For the first time ever, according to USDA data, per-capita meat consumption in the United States has declined for four consecutive years. Overall, from 2006 to 2010 (the latest year for which complete data are available, 1 6% drop in consumption represents the largest sustained decline since forever.
Well, since 1970, anyway.
And that was a long time ago (before Watergate, before the gas crisis, before M*A*S*H—the TV series, anyway—and while Jimi Hendrix, Janis Joplin and Jim Morrison were still going strong).
The explanation for the decline in consumption is partially a simple one: rising prices and a weak economy have made meat less affordable.
But as an intriguing commentary by the Voice of America website explained, there are signs that “a cultural shift may be underway.”
What does that mean? It means that, once again, some influential thought leaders are spouting off about their newfound love of vegetarian cuisine—that’s what it means.
The VOS essay details the story of Joe Yonan, the Washington Post food editor, who grew up in San Angelo, Texas, “where beef steaks are a staple food. Now, he’s a vegetarian,” the reporter, Steve Baragona, almost gleefully announced.
“This certified judge of barbecued meat started noticing his tastes shifting while digging in to some Texas brisket a couple years ago,” Baragona wrote. He noted that while Yonan admitted the brisket still tasted great, he was quoted as saying, “I didn’t find it satisfying on a primal level the way I used to. I thought, ‘Wow! Something definitely is changing.’ ”

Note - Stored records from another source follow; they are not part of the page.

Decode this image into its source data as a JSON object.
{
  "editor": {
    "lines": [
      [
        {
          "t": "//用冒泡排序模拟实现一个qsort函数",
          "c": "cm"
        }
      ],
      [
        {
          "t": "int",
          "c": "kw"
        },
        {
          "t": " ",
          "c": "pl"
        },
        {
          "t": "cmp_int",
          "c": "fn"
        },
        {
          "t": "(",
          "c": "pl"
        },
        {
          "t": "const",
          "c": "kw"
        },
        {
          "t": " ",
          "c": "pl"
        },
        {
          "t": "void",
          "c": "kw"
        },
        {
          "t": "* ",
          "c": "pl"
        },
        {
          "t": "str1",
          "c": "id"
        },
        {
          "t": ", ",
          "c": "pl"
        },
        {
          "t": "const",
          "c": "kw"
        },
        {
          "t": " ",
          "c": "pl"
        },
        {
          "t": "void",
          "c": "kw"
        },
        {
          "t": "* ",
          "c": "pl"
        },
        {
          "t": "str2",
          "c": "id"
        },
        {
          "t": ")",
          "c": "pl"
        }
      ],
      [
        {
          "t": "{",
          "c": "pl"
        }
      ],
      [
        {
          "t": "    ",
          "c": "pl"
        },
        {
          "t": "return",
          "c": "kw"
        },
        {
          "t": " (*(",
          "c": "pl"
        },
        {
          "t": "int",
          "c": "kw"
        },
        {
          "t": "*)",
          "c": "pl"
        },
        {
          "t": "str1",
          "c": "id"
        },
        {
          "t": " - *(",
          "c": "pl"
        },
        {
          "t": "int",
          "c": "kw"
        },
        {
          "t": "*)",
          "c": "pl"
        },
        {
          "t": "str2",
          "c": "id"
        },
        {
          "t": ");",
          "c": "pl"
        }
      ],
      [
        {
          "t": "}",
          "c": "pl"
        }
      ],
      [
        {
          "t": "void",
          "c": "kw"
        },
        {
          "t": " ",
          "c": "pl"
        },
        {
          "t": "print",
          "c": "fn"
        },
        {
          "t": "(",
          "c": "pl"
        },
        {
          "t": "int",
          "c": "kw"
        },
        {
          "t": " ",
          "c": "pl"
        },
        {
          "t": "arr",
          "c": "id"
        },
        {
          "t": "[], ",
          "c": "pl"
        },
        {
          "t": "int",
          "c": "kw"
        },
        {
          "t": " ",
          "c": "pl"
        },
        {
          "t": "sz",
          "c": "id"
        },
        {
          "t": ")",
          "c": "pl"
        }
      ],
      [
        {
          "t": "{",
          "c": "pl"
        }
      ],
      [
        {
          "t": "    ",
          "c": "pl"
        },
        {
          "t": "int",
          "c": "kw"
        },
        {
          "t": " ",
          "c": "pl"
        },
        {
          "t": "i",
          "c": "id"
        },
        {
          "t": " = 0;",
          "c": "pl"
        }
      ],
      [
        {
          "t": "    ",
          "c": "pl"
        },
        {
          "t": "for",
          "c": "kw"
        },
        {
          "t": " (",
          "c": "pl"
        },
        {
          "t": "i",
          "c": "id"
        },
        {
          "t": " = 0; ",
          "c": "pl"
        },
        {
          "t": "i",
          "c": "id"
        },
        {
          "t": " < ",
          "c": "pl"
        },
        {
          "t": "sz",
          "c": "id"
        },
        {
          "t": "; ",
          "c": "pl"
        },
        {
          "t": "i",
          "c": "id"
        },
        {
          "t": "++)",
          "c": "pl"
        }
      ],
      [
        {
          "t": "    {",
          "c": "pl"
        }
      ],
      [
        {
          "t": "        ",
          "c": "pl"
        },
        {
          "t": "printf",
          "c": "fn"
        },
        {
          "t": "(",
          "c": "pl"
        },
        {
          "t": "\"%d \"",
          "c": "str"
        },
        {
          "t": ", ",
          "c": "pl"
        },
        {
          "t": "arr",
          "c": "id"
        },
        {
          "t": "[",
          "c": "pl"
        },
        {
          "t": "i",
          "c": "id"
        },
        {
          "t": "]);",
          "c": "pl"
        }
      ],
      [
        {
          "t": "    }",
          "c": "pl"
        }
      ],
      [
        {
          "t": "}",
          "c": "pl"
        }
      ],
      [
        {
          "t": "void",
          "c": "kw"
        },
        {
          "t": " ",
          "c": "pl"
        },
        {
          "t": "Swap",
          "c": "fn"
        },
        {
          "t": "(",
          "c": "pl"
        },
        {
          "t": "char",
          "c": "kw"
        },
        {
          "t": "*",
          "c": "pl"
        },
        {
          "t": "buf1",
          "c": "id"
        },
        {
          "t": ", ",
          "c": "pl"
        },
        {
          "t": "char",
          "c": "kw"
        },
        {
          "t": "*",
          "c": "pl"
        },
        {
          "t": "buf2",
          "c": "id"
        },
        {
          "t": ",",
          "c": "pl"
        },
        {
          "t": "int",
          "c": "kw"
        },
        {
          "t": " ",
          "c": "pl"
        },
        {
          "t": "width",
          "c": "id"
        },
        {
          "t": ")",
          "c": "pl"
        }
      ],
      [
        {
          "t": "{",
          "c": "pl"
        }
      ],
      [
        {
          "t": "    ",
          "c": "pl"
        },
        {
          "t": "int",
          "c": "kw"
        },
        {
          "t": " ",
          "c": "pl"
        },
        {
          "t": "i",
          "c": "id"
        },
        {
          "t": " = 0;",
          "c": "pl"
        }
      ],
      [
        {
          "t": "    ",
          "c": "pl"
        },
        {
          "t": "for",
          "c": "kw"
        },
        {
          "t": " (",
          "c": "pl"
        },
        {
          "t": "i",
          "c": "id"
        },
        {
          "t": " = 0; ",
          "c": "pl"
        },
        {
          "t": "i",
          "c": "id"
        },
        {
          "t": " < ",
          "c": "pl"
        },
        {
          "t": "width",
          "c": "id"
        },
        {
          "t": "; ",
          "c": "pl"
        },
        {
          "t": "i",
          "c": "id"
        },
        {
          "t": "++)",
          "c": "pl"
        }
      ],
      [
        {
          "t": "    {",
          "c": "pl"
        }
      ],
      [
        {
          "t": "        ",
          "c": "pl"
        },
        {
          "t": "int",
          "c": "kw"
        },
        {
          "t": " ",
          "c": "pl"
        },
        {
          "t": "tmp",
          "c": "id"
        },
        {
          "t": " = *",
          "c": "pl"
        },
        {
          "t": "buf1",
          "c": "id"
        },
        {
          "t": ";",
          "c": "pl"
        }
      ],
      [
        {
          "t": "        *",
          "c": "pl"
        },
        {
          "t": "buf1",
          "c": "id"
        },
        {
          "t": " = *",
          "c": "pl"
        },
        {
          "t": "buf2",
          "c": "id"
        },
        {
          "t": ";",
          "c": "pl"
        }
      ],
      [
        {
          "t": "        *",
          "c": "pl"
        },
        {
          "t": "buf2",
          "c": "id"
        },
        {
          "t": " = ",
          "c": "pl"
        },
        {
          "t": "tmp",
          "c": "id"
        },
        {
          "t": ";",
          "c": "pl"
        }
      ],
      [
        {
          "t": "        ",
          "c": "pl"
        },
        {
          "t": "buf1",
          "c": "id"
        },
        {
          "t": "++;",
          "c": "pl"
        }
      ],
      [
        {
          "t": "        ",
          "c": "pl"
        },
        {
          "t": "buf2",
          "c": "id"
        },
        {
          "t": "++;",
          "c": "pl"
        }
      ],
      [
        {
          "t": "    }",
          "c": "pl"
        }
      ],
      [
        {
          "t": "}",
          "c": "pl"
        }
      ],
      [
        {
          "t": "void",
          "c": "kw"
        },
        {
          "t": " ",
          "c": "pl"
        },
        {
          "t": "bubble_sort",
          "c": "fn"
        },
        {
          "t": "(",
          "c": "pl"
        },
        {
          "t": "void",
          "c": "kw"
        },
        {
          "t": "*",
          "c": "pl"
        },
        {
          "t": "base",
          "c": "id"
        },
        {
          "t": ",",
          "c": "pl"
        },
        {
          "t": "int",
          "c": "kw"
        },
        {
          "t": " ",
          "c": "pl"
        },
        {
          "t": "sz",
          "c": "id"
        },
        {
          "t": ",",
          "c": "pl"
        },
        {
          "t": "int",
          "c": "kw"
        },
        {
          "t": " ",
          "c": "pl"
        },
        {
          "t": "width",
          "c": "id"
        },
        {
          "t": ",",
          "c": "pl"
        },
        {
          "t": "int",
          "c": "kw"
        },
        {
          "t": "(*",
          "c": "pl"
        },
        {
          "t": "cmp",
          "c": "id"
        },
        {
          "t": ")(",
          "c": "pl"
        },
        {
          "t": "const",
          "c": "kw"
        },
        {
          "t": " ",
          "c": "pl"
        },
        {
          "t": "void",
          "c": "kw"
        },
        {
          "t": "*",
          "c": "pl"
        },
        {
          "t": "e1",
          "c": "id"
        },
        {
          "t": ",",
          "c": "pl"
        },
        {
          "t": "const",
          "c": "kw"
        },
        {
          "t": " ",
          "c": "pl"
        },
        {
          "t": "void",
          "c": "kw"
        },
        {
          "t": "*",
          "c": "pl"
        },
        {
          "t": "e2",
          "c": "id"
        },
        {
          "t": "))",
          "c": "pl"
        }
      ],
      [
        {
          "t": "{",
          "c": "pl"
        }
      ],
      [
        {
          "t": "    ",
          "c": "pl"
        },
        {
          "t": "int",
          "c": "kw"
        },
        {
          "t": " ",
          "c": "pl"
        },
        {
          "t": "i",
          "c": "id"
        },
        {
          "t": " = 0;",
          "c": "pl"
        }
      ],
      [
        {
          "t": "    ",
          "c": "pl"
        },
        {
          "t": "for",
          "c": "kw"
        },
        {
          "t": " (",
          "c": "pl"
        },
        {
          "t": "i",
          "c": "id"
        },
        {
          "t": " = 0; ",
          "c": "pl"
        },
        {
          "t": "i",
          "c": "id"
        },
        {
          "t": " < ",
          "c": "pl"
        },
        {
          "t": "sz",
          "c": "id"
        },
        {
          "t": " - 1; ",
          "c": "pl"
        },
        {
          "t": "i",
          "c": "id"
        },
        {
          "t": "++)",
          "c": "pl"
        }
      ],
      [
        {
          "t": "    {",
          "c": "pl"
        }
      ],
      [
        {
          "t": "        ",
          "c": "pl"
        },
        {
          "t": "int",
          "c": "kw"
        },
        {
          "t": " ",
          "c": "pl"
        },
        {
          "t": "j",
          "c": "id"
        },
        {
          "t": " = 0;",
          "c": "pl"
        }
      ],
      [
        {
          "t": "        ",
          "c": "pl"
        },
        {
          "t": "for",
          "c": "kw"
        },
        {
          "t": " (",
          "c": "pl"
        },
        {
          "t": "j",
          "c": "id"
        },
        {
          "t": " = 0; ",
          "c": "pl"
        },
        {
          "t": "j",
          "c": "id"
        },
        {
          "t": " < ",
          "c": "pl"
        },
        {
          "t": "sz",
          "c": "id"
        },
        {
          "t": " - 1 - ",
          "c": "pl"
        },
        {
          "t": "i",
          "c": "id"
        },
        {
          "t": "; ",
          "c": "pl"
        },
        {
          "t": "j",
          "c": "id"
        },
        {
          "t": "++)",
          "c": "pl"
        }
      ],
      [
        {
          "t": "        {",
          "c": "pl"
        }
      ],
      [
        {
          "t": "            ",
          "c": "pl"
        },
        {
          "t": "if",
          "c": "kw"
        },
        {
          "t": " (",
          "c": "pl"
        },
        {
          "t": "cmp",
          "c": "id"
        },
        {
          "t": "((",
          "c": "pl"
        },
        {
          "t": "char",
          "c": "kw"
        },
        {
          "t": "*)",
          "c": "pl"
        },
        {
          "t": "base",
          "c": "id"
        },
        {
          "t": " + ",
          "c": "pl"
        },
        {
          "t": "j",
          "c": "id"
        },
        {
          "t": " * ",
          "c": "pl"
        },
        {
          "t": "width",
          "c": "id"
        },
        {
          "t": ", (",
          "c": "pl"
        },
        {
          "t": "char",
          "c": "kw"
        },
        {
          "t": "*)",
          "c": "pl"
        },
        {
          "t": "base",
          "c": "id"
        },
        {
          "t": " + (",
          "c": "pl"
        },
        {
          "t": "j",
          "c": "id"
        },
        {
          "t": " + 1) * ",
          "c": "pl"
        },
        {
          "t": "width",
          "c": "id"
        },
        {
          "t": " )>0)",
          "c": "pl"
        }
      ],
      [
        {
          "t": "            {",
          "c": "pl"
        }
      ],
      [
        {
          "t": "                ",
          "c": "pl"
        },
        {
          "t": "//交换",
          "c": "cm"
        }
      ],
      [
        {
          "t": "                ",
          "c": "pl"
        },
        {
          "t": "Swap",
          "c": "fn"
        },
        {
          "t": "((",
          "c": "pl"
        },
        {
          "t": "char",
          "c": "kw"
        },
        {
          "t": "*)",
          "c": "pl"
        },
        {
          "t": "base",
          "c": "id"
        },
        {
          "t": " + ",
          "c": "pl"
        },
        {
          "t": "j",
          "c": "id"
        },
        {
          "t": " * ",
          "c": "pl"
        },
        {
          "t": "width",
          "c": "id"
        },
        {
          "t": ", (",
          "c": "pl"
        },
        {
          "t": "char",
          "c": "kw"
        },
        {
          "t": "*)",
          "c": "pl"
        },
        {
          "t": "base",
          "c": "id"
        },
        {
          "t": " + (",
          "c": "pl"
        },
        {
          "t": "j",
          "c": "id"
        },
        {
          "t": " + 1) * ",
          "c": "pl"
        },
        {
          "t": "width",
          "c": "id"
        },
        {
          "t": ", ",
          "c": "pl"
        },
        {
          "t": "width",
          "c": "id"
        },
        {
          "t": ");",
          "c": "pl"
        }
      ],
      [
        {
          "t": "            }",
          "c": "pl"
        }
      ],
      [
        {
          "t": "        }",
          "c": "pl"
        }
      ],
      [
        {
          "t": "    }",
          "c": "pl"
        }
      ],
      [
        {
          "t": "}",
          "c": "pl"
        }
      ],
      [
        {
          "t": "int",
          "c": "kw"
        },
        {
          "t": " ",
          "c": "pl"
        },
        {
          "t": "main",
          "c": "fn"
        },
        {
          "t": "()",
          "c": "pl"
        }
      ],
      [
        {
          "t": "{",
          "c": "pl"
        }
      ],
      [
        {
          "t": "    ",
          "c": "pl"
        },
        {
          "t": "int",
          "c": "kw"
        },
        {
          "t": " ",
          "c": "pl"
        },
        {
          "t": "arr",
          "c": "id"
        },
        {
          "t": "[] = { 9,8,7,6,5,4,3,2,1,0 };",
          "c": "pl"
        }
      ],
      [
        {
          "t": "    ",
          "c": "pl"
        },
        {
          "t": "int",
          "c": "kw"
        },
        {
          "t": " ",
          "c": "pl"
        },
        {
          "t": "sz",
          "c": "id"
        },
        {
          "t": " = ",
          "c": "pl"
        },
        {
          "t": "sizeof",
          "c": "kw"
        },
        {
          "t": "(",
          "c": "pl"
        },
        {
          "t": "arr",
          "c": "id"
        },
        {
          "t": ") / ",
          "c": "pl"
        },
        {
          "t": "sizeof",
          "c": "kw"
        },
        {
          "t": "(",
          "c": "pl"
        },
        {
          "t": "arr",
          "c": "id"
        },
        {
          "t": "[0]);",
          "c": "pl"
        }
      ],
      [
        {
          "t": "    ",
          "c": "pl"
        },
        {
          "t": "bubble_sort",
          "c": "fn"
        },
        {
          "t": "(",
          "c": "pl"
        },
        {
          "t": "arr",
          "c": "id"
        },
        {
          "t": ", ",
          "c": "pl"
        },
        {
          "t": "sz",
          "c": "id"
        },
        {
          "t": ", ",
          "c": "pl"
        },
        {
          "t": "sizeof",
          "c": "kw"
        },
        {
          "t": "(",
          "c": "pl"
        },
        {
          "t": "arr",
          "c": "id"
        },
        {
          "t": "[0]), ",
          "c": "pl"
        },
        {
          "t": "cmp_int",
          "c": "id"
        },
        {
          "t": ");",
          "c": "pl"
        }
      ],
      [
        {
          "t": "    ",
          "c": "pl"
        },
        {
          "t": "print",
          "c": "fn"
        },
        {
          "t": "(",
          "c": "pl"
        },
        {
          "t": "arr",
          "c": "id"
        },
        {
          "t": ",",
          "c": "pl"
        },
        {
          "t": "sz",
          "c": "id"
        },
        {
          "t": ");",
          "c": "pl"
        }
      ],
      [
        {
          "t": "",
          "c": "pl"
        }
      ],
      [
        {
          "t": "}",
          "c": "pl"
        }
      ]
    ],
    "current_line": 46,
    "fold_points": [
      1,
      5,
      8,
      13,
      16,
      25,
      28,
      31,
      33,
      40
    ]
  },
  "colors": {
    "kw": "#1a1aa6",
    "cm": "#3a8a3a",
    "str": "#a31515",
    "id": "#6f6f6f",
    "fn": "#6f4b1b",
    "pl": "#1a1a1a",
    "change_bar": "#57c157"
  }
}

Indeed. For the first time this year, vegetarian entrees were named as a “Top-10 Hot Trend” by chefs in an annual survey by the National Restaurant Association.
For his part, Yonan penned a column explaining his conversion to vegetarianism and said he received many positive responses—and not just from vegetarians, but from a growing group of consumers that foodies have dubbed “flexitarians.”
Since only about 5% to 7% of Americans actually follow a bona fide vegetarian diet, many market researchers are wooing these flexitarians, meaning people who eat occasional meatless meals.
A college cult
One company, Packaged Facts, determined from surveys that college students often develop the habit of “eating along the meatless spectrum,” a dietary excursion that often turns into a lifelong habit.
Is that a problem for industry? Not from where I sit.
First of all, one of the basic tenets of a healthy diet is variety. Vegetarian foods not only don’t’ harm anyone, there quite beneficial. In fact, if there is one singular problem with the “Standard” American diet, it’s not the amount of meat and poultry we consume, it’s the lack of fruits, vegetables and whole grains that we don’t eat.
Second, total production of meat and poultry domestically continues to remain stable to slightly increasing, as the U.S. population increases. So even though individually we’re eating less, there are more of us, and thus a need for a continuing supply of animal foods.
Even as per capita consumption decreases, overall production—for the foreseeable future—will remain strong. And overseas, the growth is far more dramatic, especially as incomes rise.
In other parts of the developing world, meat consumption is rising very fast. Brazil would be a case in point,” said Lester Brown. “And in China we’ve seen enormous growth in meat consumption over the last couple of decades.”
For example: Brazilians have increased their per capita meat consumption by 43% since 1990, while China’s consumption has risen 57%, according to UN figures.
The bottom line is that we would all benefit from expanding our dietary selections, maybe not to the point we go pure veggie, of course, but certainly by adding more of the healthful foods currently crowded out by our national indulgence in snacks, junk food and convenience products.
The problem I have with the “Meatless Monday” crowed isn’t the switch to tofu or pasta or some sort of soy analog once a week, but the intellectual dishonesty its promoters indulge in as they pretend that skipping the beef will heal the planet.
That’s a load of bull.
Going flexitarian—especially one meal a week? No problem.
Propping up Meatless Mondays as an antidote to the phony eco-scourge that is animal agriculture?
That’s a big problem.
The opinions expressed in this commentary are solely those of Dan Murphy, a veteran food-industry journalist and commentator.